§ **Source data**
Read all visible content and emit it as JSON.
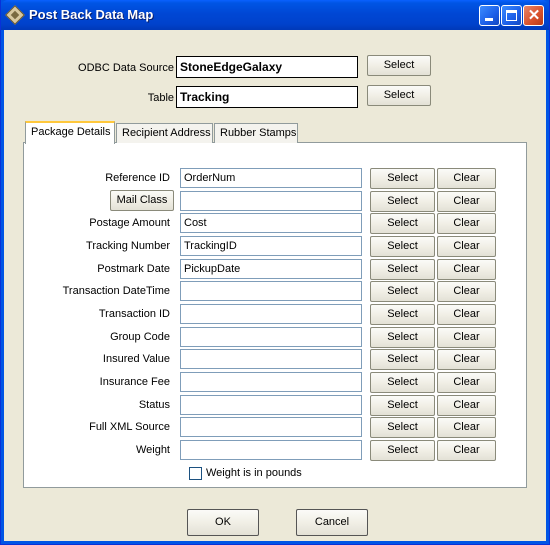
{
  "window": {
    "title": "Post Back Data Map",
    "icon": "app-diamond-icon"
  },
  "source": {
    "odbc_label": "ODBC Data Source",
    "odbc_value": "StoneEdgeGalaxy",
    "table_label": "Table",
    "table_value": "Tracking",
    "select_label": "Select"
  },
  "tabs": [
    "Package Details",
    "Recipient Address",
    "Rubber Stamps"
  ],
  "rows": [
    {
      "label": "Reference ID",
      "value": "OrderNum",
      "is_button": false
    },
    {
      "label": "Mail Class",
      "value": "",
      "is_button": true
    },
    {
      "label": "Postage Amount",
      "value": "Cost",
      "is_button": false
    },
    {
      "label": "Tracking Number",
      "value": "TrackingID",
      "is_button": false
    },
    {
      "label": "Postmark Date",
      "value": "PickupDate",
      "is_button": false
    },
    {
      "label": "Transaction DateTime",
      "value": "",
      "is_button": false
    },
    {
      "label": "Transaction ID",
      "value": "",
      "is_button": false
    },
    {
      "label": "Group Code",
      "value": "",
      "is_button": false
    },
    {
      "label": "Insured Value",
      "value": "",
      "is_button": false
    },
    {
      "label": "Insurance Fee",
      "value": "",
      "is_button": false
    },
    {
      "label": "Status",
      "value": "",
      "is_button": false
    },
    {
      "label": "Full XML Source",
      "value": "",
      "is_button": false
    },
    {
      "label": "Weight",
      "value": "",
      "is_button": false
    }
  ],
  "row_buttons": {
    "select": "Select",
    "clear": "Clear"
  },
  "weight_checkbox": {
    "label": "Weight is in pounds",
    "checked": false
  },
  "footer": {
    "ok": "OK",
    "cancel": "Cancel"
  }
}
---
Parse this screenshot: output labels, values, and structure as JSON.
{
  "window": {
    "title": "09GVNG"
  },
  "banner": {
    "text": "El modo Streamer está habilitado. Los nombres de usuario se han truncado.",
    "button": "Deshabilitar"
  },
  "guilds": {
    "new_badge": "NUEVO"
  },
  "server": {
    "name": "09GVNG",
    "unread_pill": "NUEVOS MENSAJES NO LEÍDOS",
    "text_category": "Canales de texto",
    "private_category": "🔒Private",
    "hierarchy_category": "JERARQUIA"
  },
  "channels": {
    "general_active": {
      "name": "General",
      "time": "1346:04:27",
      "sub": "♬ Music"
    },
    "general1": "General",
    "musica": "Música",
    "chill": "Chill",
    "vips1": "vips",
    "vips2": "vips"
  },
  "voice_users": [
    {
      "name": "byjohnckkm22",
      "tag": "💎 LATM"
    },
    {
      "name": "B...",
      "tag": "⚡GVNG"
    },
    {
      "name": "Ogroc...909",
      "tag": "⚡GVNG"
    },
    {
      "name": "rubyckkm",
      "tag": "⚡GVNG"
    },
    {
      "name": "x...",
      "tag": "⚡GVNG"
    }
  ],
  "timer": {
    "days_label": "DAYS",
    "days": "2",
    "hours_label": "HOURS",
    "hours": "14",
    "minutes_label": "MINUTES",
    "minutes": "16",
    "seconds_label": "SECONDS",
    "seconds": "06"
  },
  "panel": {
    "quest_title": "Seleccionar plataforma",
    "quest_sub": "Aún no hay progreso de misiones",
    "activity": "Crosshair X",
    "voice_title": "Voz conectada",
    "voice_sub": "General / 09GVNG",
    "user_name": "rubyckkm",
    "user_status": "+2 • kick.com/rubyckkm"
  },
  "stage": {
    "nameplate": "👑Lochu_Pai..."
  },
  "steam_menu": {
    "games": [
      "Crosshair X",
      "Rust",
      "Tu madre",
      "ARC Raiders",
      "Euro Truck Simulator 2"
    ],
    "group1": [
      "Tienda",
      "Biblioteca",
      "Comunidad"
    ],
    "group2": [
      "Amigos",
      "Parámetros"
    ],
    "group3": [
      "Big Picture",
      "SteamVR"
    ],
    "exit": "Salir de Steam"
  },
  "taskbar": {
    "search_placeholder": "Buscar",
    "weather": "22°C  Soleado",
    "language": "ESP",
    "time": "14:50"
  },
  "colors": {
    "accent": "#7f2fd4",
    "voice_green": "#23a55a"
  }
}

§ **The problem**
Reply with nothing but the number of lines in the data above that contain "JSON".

§ **Exercise result**
2